Achievement/opportunity gap: Obviously, the achievement gap is a huge concern and it has only been made worse by pandemic-related learning loss which disproportionately affected our most vulnerable. We need to narrow the gap, but I would go one step further and say that it’s not enough to move the bottom up, we need to elevate all of our students to their highest potential across the board. We definitely don’t want to close the gap by bringing the top down. My number one priority is maintaining quality instruction in the classroom.
Mental health: This was an important issue prior to the pandemic and the past year and a half has only exacerbated it. I would like to see more social-emotional learning and access to mental health support with wider availability of counselors and programs.

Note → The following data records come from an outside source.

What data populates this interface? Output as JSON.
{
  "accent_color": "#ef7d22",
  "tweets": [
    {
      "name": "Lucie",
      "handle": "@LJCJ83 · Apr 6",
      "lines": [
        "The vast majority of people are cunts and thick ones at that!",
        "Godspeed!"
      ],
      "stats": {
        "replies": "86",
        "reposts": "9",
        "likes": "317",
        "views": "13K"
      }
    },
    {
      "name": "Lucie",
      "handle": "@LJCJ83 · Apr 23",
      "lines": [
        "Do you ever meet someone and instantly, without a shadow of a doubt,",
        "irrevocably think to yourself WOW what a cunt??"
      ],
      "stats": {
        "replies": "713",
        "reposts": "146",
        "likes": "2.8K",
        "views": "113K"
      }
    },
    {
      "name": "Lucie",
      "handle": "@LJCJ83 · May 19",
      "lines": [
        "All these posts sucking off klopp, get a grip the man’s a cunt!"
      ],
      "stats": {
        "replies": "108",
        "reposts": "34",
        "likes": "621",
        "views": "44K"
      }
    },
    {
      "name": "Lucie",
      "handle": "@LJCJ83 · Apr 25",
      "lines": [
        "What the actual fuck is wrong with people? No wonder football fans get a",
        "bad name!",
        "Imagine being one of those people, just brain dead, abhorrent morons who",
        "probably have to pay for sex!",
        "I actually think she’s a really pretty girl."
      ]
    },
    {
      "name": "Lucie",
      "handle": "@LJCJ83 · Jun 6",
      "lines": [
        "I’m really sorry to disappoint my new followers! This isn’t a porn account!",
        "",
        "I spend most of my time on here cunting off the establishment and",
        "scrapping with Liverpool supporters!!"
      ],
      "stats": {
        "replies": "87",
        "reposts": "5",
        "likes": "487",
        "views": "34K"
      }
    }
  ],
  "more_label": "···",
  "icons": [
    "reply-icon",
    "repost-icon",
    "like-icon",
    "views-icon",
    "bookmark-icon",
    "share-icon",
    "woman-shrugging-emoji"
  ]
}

For example, at City High there is a "NESTT" room, where students experiencing anxiety can go to decompress or meet with an adult for support. I would like to see this and programs like it replicated in the other schools.
Budget: With our highly qualified and dedicated staff, our biggest challenge with the budget issues that loom on the horizon is how to retain them. My top priority is maintaining high quality instruction in the classroom.
What level of local control do you think school boards should have?
In order for the board to be responsive to the concerns of parents, students, and staff, it is vital to have a large degree of local control.
What will you do to be responsive to concerns by parents, students and staff? What type of communications should they expect from you?
Mine is a grassroots campaign that involves stakeholders from all corners of the district, all backgrounds and walks of life. I do not represent any single special interest group or geographic area. I am running to advocate for ALL students. That being said, I will listen with an open and fair mind to understand and, when possible, take action to effect positive change. I am the type of person who likes to get things done.
Should school districts be allowed to enact a mask requirement for students during the COVID-19 pandemic? If yes, what type of masking requirement would you want to see in place?
Yes. I support masking policies in alignment with the CDC and AAP. I think the current policy in place at ICCSD is appropriate.
If you were required to cut the district’s budget, what areas would you look to for savings and why?
This is an important discussion that needs to happen and the Board needs to understand where every penny goes and why. I would first look to the administration for their recommendations as they are the experts. Secondly, an important resource that is often overlooked is input from the building staff. The employees on the front lines often have insight from which creative solutions can arise. I would not be in favor of cutting anything that would affect the quality of or access to instruction in the classroom.
Are there curriculum concerns that you have with the district? What are they? What process should the district use to address the concern?
First, we should resist the temptation to water down the curriculum as we navigate our way through this pandemic. Our students are resilient and will meet any challenges they are presented. Secondly, the curriculum discussion should be expanded to include programs for students who are not college bound. We need instruction in place to enable these students to enter into a well paying career or apprenticeship when they graduate. Kirkwood’s college level courses are a valuable resource, but they have prerequisites, expenses and need for transportation. Our district has a curriculum review process and they rightly prioritized the review of the social studies curriculum following last summer’s racial justice movement.